## How to complete this task:
Every record should be written out again in full, with no character altered.

(Stored data entries)
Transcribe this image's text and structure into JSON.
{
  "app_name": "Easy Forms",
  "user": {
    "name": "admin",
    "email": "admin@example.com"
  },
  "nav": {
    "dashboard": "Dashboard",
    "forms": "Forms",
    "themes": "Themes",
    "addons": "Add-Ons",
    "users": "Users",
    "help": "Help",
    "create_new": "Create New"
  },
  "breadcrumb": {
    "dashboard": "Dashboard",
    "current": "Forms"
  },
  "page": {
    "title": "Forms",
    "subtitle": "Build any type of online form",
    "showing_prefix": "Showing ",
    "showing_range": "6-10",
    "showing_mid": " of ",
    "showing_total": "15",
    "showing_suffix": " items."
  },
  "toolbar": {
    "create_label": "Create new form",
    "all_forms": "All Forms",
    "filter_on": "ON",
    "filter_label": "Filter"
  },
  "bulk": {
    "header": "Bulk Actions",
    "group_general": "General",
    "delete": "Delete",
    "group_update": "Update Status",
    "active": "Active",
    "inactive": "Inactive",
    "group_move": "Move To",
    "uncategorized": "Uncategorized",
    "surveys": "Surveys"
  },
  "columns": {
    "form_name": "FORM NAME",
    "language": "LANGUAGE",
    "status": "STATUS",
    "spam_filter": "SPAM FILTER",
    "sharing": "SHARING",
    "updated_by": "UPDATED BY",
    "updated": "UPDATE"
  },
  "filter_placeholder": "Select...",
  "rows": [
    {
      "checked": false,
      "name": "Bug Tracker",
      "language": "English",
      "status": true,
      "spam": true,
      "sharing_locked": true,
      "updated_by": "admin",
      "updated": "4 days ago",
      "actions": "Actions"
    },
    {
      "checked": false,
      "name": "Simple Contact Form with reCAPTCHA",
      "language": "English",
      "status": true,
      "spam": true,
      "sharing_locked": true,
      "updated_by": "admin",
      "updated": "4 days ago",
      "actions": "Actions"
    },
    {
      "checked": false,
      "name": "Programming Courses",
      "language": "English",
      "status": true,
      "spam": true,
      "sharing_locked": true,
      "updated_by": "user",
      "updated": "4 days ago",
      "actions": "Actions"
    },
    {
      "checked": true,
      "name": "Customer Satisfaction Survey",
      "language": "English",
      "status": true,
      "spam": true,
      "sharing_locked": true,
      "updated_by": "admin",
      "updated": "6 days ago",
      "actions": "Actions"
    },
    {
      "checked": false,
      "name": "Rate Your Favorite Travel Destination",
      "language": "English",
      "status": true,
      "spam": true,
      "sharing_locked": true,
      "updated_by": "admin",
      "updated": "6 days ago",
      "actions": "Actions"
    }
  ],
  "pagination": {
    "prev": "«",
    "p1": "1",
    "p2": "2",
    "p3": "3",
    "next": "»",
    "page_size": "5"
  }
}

## The completed task:
Transcribe this image's text and structure into JSON.
{
  "app_name": "Easy Forms",
  "user": {
    "name": "admin",
    "email": "admin@example.com"
  },
  "nav": {
    "dashboard": "Dashboard",
    "forms": "Forms",
    "themes": "Themes",
    "addons": "Add-Ons",
    "users": "Users",
    "help": "Help",
    "create_new": "Create New"
  },
  "breadcrumb": {
    "dashboard": "Dashboard",
    "current": "Forms"
  },
  "page": {
    "title": "Forms",
    "subtitle": "Build any type of online form",
    "showing_prefix": "Showing ",
    "showing_range": "6-10",
    "showing_mid": " of ",
    "showing_total": "15",
    "showing_suffix": " items."
  },
  "toolbar": {
    "create_label": "Create new form",
    "all_forms": "All Forms",
    "filter_on": "ON",
    "filter_label": "Filter"
  },
  "bulk": {
    "header": "Bulk Actions",
    "group_general": "General",
    "delete": "Delete",
    "group_update": "Update Status",
    "active": "Active",
    "inactive": "Inactive",
    "group_move": "Move To",
    "uncategorized": "Uncategorized",
    "surveys": "Surveys"
  },
  "columns": {
    "form_name": "FORM NAME",
    "language": "LANGUAGE",
    "status": "STATUS",
    "spam_filter": "SPAM FILTER",
    "sharing": "SHARING",
    "updated_by": "UPDATED BY",
    "updated": "UPDATE"
  },
  "filter_placeholder": "Select...",
  "rows": [
    {
      "checked": false,
      "name": "Bug Tracker",
      "language": "English",
      "status": true,
      "spam": true,
      "sharing_locked": true,
      "updated_by": "admin",
      "updated": "4 days ago",
      "actions": "Actions"
    },
    {
      "checked": false,
      "name": "Simple Contact Form with reCAPTCHA",
      "language": "English",
      "status": true,
      "spam": true,
      "sharing_locked": true,
      "updated_by": "admin",
      "updated": "4 days ago",
      "actions": "Actions"
    },
    {
      "checked": false,
      "name": "Programming Courses",
      "language": "English",
      "status": true,
      "spam": true,
      "sharing_locked": true,
      "updated_by": "user",
      "updated": "4 days ago",
      "actions": "Actions"
    },
    {
      "checked": true,
      "name": "Customer Satisfaction Survey",
      "language": "English",
      "status": true,
      "spam": true,
      "sharing_locked": true,
      "updated_by": "admin",
      "updated": "6 days ago",
      "actions": "Actions"
    },
    {
      "checked": false,
      "name": "Rate Your Favorite Travel Destination",
      "language": "English",
      "status": true,
      "spam": true,
      "sharing_locked": true,
      "updated_by": "admin",
      "updated": "6 days ago",
      "actions": "Actions"
    }
  ],
  "pagination": {
    "prev": "«",
    "p1": "1",
    "p2": "2",
    "p3": "3",
    "next": "»",
    "page_size": "5"
  }
}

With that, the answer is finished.